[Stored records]
* * *
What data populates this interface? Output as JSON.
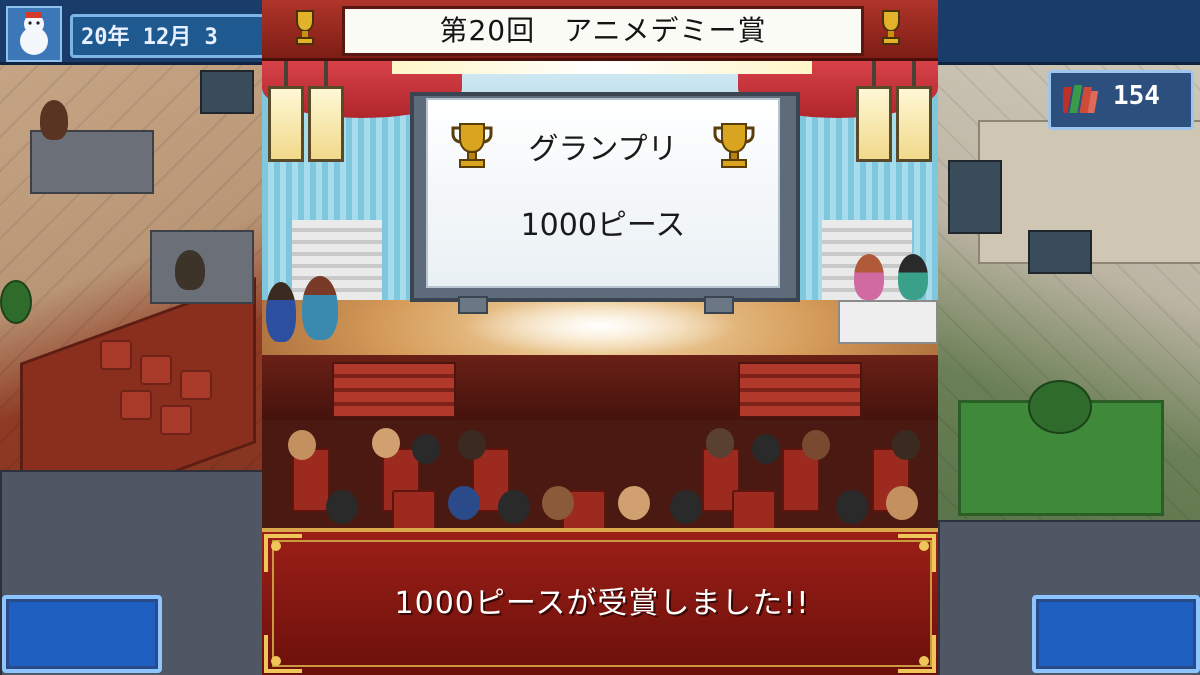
{
  "hud": {
    "date": "20年 12月 3",
    "counter": "154",
    "counter_icon": "research-books-icon",
    "season_icon": "snowman-icon"
  },
  "ceremony": {
    "title": "第20回　アニメデミー賞",
    "award_label": "グランプリ",
    "work_title": "1000ピース",
    "message": "1000ピースが受賞しました!!"
  },
  "colors": {
    "dialog_bg": "#8a1a12",
    "dialog_border": "#d8a84a",
    "hud_blue": "#1e5fc0"
  }
}
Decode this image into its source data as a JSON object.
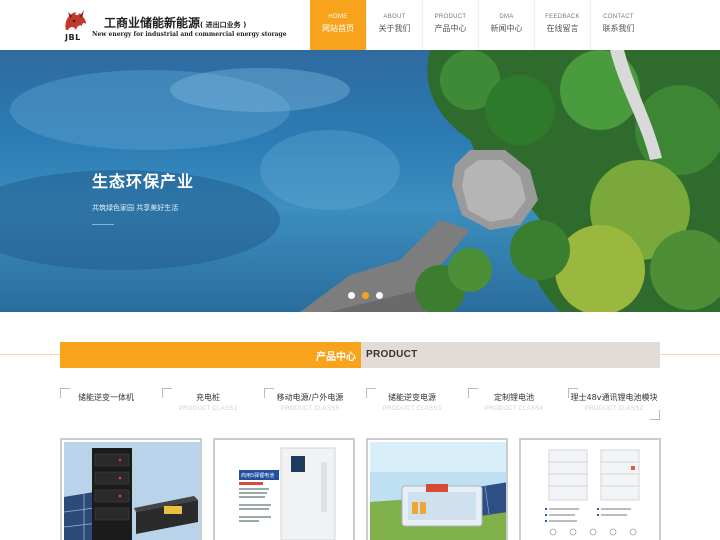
{
  "header": {
    "logo_mark": "JBL",
    "logo_title": "工商业储能新能源",
    "logo_title_note": "( 进出口业务 )",
    "logo_subtitle": "New energy for industrial and commercial energy storage"
  },
  "nav": [
    {
      "en": "HOME",
      "cn": "网站首页",
      "active": true
    },
    {
      "en": "ABOUT",
      "cn": "关于我们",
      "active": false
    },
    {
      "en": "PRODUCT",
      "cn": "产品中心",
      "active": false
    },
    {
      "en": "DMA",
      "cn": "新闻中心",
      "active": false
    },
    {
      "en": "FEEDBACK",
      "cn": "在线留言",
      "active": false
    },
    {
      "en": "CONTACT",
      "cn": "联系我们",
      "active": false
    }
  ],
  "banner": {
    "title": "生态环保产业",
    "subtitle": "共筑绿色家园 共享美好生活",
    "slide_count": 3,
    "active_slide": 2
  },
  "products": {
    "title_cn": "产品中心",
    "title_en": "PRODUCT",
    "categories": [
      {
        "name": "储能逆变一体机",
        "en": ""
      },
      {
        "name": "充电桩",
        "en": "PRODUCT CLASS1"
      },
      {
        "name": "移动电源/户外电源",
        "en": "PRODUCT CLASS5"
      },
      {
        "name": "储能逆变电源",
        "en": "PRODUCT CLASS3"
      },
      {
        "name": "定制锂电池",
        "en": "PRODUCT CLASS4"
      },
      {
        "name": "理士48v通讯锂电池模块",
        "en": "PRODUCT CLASS2"
      }
    ],
    "cards": [
      {
        "label": "rack-battery-solar"
      },
      {
        "label": "cabinet-battery",
        "badge": "商用5驿锂电池"
      },
      {
        "label": "battery-pack-solar"
      },
      {
        "label": "stacked-battery-modules"
      }
    ]
  },
  "colors": {
    "accent": "#f7a31c",
    "product_en_bar": "#e2dbd6"
  }
}
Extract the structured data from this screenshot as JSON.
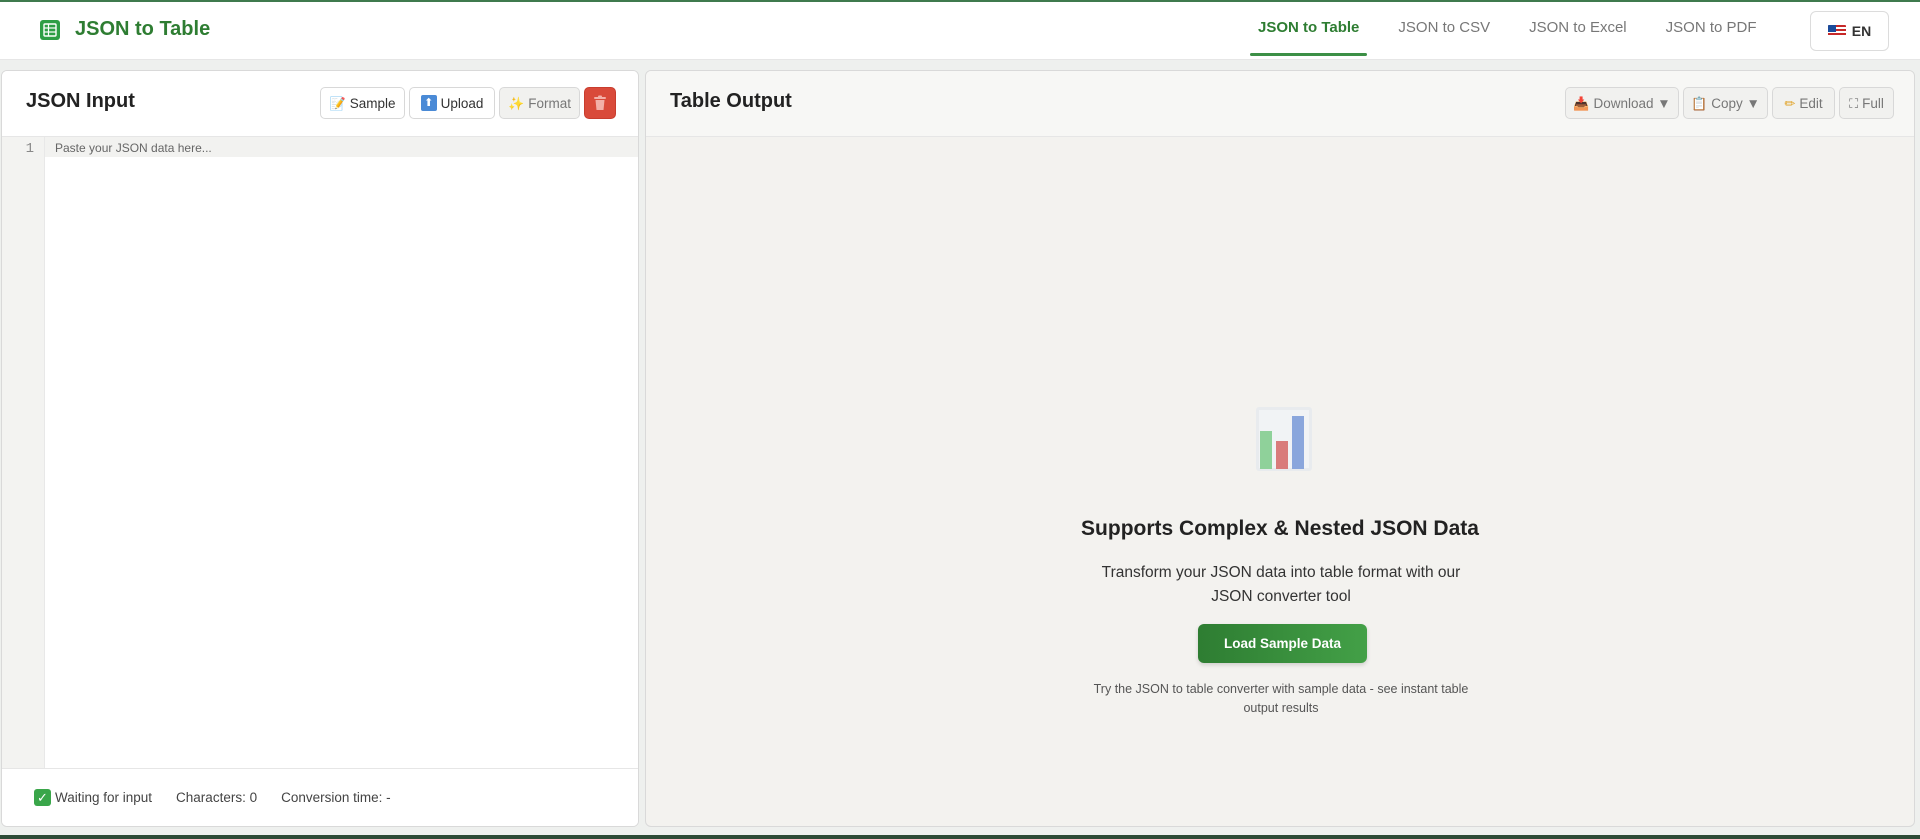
{
  "header": {
    "brand_title": "JSON to Table",
    "nav": [
      {
        "label": "JSON to Table",
        "active": true
      },
      {
        "label": "JSON to CSV",
        "active": false
      },
      {
        "label": "JSON to Excel",
        "active": false
      },
      {
        "label": "JSON to PDF",
        "active": false
      }
    ],
    "language": "EN"
  },
  "input_panel": {
    "title": "JSON Input",
    "buttons": {
      "sample": "Sample",
      "upload": "Upload",
      "format": "Format"
    },
    "editor": {
      "line_number": "1",
      "placeholder": "Paste your JSON data here..."
    },
    "status": {
      "state": "Waiting for input",
      "characters": "Characters: 0",
      "conversion_time": "Conversion time: -"
    }
  },
  "output_panel": {
    "title": "Table Output",
    "buttons": {
      "download": "Download ▼",
      "copy": "Copy ▼",
      "edit": "Edit",
      "full": "Full"
    },
    "empty_state": {
      "title": "Supports Complex & Nested JSON Data",
      "description": "Transform your JSON data into table format with our JSON converter tool",
      "load_button": "Load Sample Data",
      "hint": "Try the JSON to table converter with sample data - see instant table output results"
    }
  },
  "colors": {
    "brand": "#2e7d32",
    "accent": "#43a047",
    "danger": "#d94a3a",
    "active_nav": "#3c8f46"
  }
}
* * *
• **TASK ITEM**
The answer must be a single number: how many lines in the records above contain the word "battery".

• **TASK OUTPUT**
4